Your task> Write out every line of the data below exactly as given.

Records>
-=-=-=-=-

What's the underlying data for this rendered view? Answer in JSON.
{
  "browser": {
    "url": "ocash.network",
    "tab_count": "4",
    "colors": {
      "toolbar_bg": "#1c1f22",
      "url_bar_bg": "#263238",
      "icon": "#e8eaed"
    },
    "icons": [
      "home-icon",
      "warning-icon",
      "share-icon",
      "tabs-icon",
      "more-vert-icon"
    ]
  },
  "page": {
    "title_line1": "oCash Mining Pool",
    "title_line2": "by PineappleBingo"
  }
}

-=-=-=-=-

Response to this task>
What's the underlying data for this rendered view? Answer in JSON.
{
  "browser": {
    "url": "ocash.network",
    "tab_count": "4",
    "colors": {
      "toolbar_bg": "#1c1f22",
      "url_bar_bg": "#263238",
      "icon": "#e8eaed"
    },
    "icons": [
      "home-icon",
      "warning-icon",
      "share-icon",
      "tabs-icon",
      "more-vert-icon"
    ]
  },
  "page": {
    "title_line1": "oCash Mining Pool",
    "title_line2": "by PineappleBingo"
  }
}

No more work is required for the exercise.